The inevitability of supply chain disruptions in a global environment is one that’s well understood. Businesses need to employ strategies that are agile, proactive, and resilient creating a no-risk supply chain to mitigate risks and ensure business continuity.
In today’s incredibly competitive business environment, both profit and customer service levels must get carefully considered, making sourcing decisions crucial but often problematic. Businesses need to consider the rationale of low-cost longer lead-time sourcing vs. more expensive nearshore and onshore options, with one eye firmly on the consumer demand and satisfaction as well as the carbon footprint and sustainability.
With a combination of these options, and with the correct level of visibility, and connectivity, the supply chain, and ultimately the value chain is not impacted.
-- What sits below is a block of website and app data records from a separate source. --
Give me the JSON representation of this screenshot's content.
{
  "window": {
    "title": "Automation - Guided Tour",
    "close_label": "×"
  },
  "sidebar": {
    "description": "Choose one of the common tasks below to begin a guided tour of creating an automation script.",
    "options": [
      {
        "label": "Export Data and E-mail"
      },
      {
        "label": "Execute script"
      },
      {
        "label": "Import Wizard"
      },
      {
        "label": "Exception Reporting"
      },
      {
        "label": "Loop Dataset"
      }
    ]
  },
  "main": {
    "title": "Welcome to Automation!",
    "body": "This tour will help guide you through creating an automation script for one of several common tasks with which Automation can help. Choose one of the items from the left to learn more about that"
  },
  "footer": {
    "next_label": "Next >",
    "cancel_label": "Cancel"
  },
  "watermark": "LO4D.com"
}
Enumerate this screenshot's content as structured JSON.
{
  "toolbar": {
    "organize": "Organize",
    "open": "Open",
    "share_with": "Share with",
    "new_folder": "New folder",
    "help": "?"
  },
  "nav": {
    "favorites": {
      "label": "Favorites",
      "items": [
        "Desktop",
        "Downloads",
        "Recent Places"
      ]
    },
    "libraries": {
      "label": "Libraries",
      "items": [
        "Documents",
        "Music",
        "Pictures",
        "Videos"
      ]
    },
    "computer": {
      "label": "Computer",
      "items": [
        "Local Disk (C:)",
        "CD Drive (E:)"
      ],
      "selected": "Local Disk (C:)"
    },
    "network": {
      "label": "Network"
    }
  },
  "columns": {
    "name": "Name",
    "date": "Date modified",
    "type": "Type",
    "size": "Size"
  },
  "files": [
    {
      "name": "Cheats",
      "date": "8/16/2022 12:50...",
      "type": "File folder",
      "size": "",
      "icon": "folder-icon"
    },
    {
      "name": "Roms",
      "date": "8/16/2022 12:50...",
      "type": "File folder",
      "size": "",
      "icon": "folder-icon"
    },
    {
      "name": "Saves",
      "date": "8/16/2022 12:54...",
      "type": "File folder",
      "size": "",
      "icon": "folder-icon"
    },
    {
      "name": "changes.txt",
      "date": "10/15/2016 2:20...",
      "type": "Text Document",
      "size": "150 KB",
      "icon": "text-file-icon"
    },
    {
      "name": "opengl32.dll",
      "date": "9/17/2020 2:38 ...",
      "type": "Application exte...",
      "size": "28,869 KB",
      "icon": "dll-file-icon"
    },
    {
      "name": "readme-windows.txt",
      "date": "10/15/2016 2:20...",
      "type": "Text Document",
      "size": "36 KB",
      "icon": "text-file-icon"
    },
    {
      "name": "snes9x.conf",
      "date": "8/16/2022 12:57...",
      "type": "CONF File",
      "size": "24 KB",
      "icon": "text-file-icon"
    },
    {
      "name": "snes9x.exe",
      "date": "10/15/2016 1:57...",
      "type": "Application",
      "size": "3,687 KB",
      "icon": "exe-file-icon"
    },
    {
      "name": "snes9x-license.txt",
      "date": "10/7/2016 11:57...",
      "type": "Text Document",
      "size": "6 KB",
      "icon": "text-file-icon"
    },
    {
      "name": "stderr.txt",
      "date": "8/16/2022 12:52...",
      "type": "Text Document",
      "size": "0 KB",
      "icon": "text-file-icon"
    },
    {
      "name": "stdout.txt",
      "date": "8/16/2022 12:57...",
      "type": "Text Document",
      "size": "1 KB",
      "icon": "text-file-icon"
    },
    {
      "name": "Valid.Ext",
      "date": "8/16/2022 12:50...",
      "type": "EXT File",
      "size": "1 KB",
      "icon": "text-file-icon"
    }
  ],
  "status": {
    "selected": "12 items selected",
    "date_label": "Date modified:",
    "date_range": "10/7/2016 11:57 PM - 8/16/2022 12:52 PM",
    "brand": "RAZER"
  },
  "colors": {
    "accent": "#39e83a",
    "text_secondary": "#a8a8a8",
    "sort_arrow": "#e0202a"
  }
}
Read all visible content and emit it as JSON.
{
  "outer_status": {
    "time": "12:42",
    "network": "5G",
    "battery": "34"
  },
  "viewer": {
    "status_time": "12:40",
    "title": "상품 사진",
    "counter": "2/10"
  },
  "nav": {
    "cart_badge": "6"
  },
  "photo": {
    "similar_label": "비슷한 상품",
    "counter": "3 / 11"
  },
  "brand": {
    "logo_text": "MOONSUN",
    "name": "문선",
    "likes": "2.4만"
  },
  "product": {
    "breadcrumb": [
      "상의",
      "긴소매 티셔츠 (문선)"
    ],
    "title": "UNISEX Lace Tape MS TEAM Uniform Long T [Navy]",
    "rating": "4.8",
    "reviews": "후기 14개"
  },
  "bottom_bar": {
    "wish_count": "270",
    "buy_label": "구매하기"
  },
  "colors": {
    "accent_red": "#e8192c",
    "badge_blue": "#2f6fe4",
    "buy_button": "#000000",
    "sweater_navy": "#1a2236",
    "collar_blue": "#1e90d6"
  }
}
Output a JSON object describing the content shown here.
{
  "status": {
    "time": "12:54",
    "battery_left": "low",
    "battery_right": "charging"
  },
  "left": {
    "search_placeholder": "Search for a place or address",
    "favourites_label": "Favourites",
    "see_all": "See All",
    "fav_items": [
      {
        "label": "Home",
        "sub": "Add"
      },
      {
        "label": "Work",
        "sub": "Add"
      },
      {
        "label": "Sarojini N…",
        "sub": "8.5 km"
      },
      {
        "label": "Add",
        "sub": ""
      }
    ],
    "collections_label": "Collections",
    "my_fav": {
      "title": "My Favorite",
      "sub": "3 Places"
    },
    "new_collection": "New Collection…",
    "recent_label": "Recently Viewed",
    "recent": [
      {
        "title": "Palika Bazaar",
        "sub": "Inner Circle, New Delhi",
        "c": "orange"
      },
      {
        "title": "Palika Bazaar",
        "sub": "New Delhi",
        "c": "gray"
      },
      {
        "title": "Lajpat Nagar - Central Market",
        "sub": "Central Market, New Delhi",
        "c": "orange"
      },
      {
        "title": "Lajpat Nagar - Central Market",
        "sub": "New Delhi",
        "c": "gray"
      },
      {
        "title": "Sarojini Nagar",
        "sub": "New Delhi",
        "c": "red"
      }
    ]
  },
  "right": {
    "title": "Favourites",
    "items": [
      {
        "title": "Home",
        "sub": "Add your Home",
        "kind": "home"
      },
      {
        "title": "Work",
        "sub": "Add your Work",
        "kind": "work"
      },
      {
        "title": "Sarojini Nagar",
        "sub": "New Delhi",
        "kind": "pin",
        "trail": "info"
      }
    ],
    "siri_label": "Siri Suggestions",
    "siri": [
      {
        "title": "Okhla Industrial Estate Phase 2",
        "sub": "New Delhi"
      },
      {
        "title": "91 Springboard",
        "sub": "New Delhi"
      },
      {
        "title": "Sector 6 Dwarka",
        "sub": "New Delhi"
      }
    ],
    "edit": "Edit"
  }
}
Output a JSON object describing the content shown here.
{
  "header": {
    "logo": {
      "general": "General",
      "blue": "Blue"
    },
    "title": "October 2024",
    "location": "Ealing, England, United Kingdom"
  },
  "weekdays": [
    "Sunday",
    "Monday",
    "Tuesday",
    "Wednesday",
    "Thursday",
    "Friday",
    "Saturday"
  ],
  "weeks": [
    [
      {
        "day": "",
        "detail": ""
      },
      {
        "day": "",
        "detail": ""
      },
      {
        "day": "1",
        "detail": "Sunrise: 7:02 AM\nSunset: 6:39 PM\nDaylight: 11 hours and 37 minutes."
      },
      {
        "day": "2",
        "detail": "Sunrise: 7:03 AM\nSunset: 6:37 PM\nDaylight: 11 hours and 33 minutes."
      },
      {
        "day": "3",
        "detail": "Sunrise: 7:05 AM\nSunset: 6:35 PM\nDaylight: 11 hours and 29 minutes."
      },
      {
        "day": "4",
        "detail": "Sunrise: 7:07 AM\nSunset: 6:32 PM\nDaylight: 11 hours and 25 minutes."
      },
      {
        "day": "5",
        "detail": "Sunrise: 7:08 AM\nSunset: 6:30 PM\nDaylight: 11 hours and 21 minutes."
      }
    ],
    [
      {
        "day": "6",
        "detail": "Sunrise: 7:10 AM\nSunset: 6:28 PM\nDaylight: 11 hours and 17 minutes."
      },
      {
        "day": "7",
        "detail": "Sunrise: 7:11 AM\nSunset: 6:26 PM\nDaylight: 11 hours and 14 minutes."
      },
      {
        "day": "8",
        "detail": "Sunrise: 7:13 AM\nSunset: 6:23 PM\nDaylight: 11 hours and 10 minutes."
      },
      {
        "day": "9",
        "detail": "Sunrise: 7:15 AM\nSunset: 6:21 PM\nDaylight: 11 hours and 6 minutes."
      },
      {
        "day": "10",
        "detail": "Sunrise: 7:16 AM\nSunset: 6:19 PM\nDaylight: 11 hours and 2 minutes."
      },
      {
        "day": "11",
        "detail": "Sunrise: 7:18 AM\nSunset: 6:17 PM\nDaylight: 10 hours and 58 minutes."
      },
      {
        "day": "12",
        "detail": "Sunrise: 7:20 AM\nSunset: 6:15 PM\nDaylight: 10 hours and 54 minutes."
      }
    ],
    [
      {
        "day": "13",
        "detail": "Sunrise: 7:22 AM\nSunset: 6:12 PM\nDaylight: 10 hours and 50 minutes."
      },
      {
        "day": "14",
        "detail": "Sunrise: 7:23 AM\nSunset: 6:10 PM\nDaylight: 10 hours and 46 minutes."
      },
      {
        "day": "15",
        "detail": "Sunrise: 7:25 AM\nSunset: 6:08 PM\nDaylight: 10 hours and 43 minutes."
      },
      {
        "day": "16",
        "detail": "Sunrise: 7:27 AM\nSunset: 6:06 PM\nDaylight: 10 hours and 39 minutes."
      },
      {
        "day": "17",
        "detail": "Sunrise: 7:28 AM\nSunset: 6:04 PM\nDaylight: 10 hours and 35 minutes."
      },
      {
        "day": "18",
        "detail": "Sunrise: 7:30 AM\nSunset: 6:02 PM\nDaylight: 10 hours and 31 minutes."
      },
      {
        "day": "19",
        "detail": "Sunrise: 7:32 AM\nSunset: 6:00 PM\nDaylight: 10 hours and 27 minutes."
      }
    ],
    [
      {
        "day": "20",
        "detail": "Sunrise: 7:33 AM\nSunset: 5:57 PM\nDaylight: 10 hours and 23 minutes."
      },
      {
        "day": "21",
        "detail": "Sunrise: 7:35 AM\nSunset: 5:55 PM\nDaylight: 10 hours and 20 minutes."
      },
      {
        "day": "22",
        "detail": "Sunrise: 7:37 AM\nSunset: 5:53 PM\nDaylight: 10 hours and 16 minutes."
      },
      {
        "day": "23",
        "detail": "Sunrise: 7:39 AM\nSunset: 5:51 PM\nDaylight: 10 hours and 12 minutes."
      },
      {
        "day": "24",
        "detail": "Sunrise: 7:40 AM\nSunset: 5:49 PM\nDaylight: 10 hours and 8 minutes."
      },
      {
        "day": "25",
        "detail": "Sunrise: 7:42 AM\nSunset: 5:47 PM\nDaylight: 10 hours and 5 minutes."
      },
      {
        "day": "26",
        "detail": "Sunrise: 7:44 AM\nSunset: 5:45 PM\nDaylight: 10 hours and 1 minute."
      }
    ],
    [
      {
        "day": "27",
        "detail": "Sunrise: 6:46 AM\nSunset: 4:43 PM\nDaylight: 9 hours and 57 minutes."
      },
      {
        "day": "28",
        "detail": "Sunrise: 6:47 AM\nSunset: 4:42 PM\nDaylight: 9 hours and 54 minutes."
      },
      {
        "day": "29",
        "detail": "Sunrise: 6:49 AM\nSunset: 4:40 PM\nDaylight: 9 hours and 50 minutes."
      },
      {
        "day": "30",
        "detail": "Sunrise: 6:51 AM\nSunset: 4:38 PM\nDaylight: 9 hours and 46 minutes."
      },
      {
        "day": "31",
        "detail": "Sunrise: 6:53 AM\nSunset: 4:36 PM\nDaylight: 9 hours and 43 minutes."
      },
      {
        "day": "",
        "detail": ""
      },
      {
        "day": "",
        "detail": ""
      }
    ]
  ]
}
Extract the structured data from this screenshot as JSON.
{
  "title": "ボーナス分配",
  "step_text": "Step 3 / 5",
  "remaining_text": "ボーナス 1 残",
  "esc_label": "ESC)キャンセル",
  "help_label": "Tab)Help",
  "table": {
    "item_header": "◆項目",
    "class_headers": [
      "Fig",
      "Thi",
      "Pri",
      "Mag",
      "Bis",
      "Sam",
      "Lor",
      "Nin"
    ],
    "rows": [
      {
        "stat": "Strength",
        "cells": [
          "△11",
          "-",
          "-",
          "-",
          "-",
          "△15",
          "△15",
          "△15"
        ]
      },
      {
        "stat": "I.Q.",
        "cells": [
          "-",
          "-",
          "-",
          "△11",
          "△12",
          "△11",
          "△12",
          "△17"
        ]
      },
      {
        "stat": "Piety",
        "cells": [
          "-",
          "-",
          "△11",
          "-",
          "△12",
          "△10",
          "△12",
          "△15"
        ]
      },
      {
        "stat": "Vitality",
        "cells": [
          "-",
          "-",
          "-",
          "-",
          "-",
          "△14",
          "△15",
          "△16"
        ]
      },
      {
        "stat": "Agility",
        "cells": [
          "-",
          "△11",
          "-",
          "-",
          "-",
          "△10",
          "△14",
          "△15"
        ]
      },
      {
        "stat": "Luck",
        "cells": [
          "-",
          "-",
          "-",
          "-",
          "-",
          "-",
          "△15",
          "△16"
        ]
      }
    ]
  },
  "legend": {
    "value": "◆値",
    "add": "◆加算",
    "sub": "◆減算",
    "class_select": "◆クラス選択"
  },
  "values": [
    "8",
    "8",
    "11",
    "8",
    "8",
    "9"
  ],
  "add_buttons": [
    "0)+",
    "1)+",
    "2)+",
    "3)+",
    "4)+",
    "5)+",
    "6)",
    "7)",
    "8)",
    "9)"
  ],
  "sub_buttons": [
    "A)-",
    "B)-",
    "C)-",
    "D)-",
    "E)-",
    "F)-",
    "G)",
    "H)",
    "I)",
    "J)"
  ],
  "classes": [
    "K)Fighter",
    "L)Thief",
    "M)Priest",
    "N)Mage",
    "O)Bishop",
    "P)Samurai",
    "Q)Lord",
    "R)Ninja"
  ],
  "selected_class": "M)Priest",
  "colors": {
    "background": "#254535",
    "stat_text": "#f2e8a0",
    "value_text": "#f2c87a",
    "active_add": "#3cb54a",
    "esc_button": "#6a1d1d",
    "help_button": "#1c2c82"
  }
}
Moreover, it gets designed to mitigate risks and disruption, such as the impact we are witnessing currently due to the coronavirus – COVID-19.
OFFSHORE VS. NEARSHORE
In recent years, many industries have witnessed a transition from offshoring to nearshoring. This transition is a result of numerous factors to include:
- the volatility of oil prices
- the need to reduce lead-times
- modern-day high demands and expectations
- the mitigation of potential supply chain disruptions
All of which can significantly affect the entire supply chain.
SOURCING STRATEGIES AMID TURBULENT TIMES
The trade war between China and the U.S. was the beginning of disruption felt throughout the sourcing process, with U.S. retailers needing to reconsider their sourcing origins and decisions.
The COVID-19 global pandemic has further and significantly highlighted the need to evaluate single-sourcing strategies and the high dependency on China. However, it’s highly probable that these complications and uncertainties will get further fuelled by a trade war that no longer only exists between China and the U.S., but is now shaping up to be between China and the rest of the world.
Fundamentally, we must consider that the factories and sourcing opportunities in other pivotal manufacturing origins, such as Bangladesh, Myanmar, Cambodia, will likely not be the same as pre-COVID-19. Given the considerable amount of cancellations, and significantly reduced orders, factories that were once essential employment and manufacturing bases, may not be around in the same quantity to resume operations.
All of these factors point toward a need to shift the focal point toward not only sourcing strategies, but alignment, and visibility throughout the entire process. Doing so will provide each stakeholder within each entity, clear transparency, traceability, and ultimately accountability, in the push for a far more sustainable value chain model.
VISIBILITY IN A VOLATILE WORLD
The world is becoming increasingly volatile and uncertain; both natural and man-made disasters continually create disruptions with the power to significantly disrupt even the strongest of supply chains. Creating a truly connected digital supply chain is crucial.
Having real and accurate visibility throughout the entire process is paramount, from:
Complete transparency and alignment must get enabled regardless of whether production takes place nearshore or offshore. If the logistics teams can see the buying patterns earlier, and the optimizers and allocators can see the production and shipping, decisions get made with certainty.
When risk becomes apparent, having a connected ecosystem view of your entire critical path, decisions to change production origins, cycles, or capacity is not only visible to everyone but allows for proactive decision making a lot earlier.
The supply chain entails more than just the shipping element.
TECHNOLOGY MITIGATES RISK
Businesses must deploy strategies and tactics for building supply resilience. Using technology such as that provided by Gravity helps to mitigate risk through the provision of extensive predictive analytics delivered in real time to ensure decision-making takes place with certainty. Having a truly connected platform capturing sourcing, purchase order management, shipping, and landside to the distribution centers ensures everyone involved has sight and accurate information. In moving away from siloed departmental functions and control, a customer-centric value chain environment is established.